Deprivation, abandonment, poverty, abuse, and the degraded, marginalized identities wrought by racism and colonization spawn individuals and cultures where personal identification with a deity offers the possibility of feeling whole. Gods sometimes get internalized to fill an awful gap. These conditions can hide in places where all looks well. A middle class family that appears fine can conceal pathology that an Allah or a Christ promises to remedy. Desperation answered by religious zealotry can produce a condition that satisfies until it is doesn't. Such solutions to pathology do not stand up well when subject to questioning or laughter. If I need God to hold myself together, if it's all I have to hold on to, I'll defend my faith in urgent self-defense.  


The values of religion are legion, but when the internalized gods that mask pathology are insulted, they seek revenge.   









On the behavioral logic of indoctrination: "On Indoctrination".
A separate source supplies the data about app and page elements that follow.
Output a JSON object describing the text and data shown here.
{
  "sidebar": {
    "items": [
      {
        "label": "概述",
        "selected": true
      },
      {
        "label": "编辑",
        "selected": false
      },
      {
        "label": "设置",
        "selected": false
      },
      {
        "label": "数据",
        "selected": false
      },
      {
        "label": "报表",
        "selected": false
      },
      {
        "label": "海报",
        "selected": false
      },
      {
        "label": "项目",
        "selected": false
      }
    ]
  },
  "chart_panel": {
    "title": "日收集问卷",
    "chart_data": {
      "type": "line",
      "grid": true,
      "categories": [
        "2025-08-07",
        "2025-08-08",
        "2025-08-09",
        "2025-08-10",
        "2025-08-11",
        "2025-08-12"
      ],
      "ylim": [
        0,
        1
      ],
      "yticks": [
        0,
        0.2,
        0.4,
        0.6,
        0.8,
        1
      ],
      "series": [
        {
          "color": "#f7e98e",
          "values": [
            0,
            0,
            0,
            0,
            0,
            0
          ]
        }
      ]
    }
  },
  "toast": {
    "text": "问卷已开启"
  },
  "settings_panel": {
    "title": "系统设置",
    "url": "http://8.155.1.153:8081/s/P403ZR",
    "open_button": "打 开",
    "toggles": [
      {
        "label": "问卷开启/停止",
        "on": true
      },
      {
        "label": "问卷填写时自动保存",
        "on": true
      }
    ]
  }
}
A  New York Times essay that reflects similar themes : Two Outcomes, Similar Paths: Radical Muslim and Neo-Nazi.

And another from the Times: Isis and the Lonely Young American.

Blame it on depression? : "Chattanooga Shooter Was Depressed."
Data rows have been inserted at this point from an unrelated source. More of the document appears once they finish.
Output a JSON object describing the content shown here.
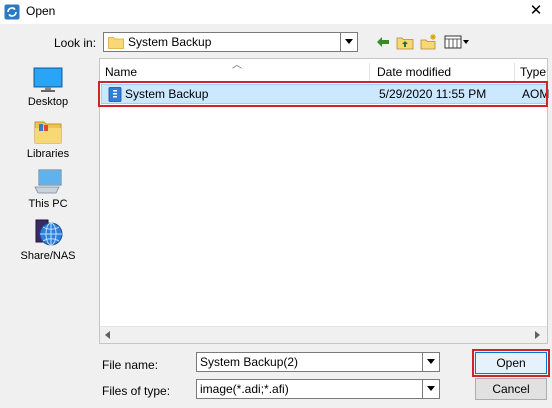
{
  "window": {
    "title": "Open",
    "app_icon": "refresh-icon",
    "close_icon": "close-icon"
  },
  "lookin": {
    "label": "Look in:",
    "value": "System Backup",
    "toolbar_icons": [
      "back-arrow-icon",
      "up-folder-icon",
      "new-folder-icon",
      "view-menu-icon"
    ]
  },
  "places": [
    {
      "label": "Desktop",
      "icon": "desktop-icon"
    },
    {
      "label": "Libraries",
      "icon": "libraries-icon"
    },
    {
      "label": "This PC",
      "icon": "computer-icon"
    },
    {
      "label": "Share/NAS",
      "icon": "network-globe-icon"
    }
  ],
  "filelist": {
    "columns": [
      "Name",
      "Date modified",
      "Type"
    ],
    "rows": [
      {
        "name": "System Backup",
        "date": "5/29/2020 11:55 PM",
        "type": "AOM",
        "selected": true
      }
    ]
  },
  "filename": {
    "label": "File name:",
    "value": "System Backup(2)"
  },
  "filetype": {
    "label": "Files of type:",
    "value": "image(*.adi;*.afi)"
  },
  "buttons": {
    "open": "Open",
    "cancel": "Cancel"
  },
  "colors": {
    "selection": "#cce8ff",
    "highlight_box": "#d1232a",
    "dialog_bg": "#f0f0f0"
  }
}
You may substitute any ideology or religion. Laïcité is fundamental for the French. From Salon: A faith that affects everyone should be susceptible to critique by all.

Oh, what the hell, all together now, say "Yahweh!"
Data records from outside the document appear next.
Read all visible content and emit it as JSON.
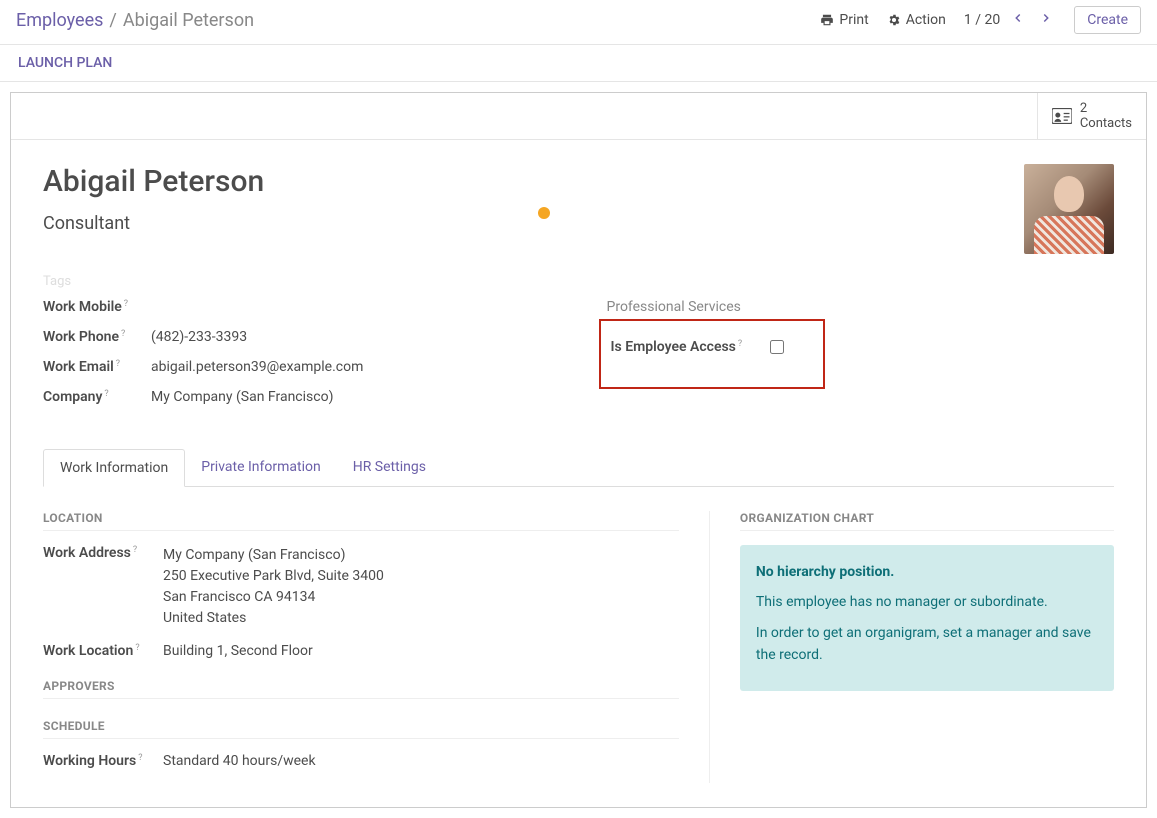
{
  "breadcrumb": {
    "root": "Employees",
    "leaf": "Abigail Peterson"
  },
  "topbar": {
    "print": "Print",
    "action": "Action",
    "pager": "1 / 20",
    "create": "Create"
  },
  "statusbar": {
    "launch": "LAUNCH PLAN"
  },
  "button_box": {
    "contacts_count": "2",
    "contacts_label": "Contacts"
  },
  "employee": {
    "name": "Abigail Peterson",
    "job_title": "Consultant",
    "tags_placeholder": "Tags"
  },
  "fields_left": {
    "work_mobile_label": "Work Mobile",
    "work_mobile_value": "",
    "work_phone_label": "Work Phone",
    "work_phone_value": "(482)-233-3393",
    "work_email_label": "Work Email",
    "work_email_value": "abigail.peterson39@example.com",
    "company_label": "Company",
    "company_value": "My Company (San Francisco)"
  },
  "fields_right": {
    "department": "Professional Services",
    "employee_access_label": "Is Employee Access"
  },
  "tabs": {
    "work_info": "Work Information",
    "private_info": "Private Information",
    "hr_settings": "HR Settings"
  },
  "work_info": {
    "location_title": "LOCATION",
    "work_address_label": "Work Address",
    "work_address_name": "My Company (San Francisco)",
    "work_address_street": "250 Executive Park Blvd, Suite 3400",
    "work_address_city": "San Francisco CA 94134",
    "work_address_country": "United States",
    "work_location_label": "Work Location",
    "work_location_value": "Building 1, Second Floor",
    "approvers_title": "APPROVERS",
    "schedule_title": "SCHEDULE",
    "working_hours_label": "Working Hours",
    "working_hours_value": "Standard 40 hours/week"
  },
  "org_chart": {
    "title": "ORGANIZATION CHART",
    "head": "No hierarchy position.",
    "line1": "This employee has no manager or subordinate.",
    "line2": "In order to get an organigram, set a manager and save the record."
  }
}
18 June 2016
The carnage of homophobic religion and personal pathology:

15 July 2016
Another fucked up character:

20 September 2016










Wednesday, January 7, 2015

A Jury of Dzhokhar Tsarnaev's Peers





ayin tachat ayin

Jury selection is underway in Boston for the trial of Dzhokhar Tsarnaev. I took the jury survey and won’t qualify to serve for two reasons: I was a block and a half from the second explosion and under no circumstances would I support Tsarnaev’s execution even though I think he’s a monster.  I don't know how many others share my view regarding Tsarnaev's lack of humanity, but 57% of my fellow Massachusetts citizens would not vote for his death regardless of his guilt. Only 33% would.

I am in full sympathy with the urge to kill this beast but I want to live in a civilization where the state does not implement this desire.  The majority of my fellow Bostonians appear to feel the same.

In the days that followed the bombings, my Back Bay and South End neighbors felt profound shock and dislocation. We comforted each other and talked through our absence of preparation. I live in a place where this violence was unexpected and where most of us were emotionally unprepared. We were vulnerable because our civil life allowed the reality or illusion of safety. Fortunately, we had heroic first responders who knew what to do. Although we despise Tsarnaev and what he and his brother represent, we remain in opposition to his execution. Killing him will not make us safer or undo our injury. 

The dead are gone and the injured painfully soldier on. Most of us have gone back to walking our dogs, playing with our kids, and living a fortunate and protected life.  We are the majority, the average citizens of this good Commonwealth. We oppose the death penalty much as we’d like to strangle the perpetrators with our bare hands. Perhaps this makes us hypocrites. Regardless, the people acceptable to serve on Tsarnaev’s jury are my community’s outriders, harboring whatever other beliefs support an examined or unexamined acceptance of state sanctioned murder. Massachusetts has not allowed this since 1947. 

Tsarnaev’s fate will not be decided by my peers but, perhaps in some small way, his. 

5/15/15   Those not representative of  my community have passed judgment and are asking for Tsarnaev's death. 

Some further thoughts can be found in the entry: Choice, Sickness, and Evil. Some thoughts on clinical and moral language.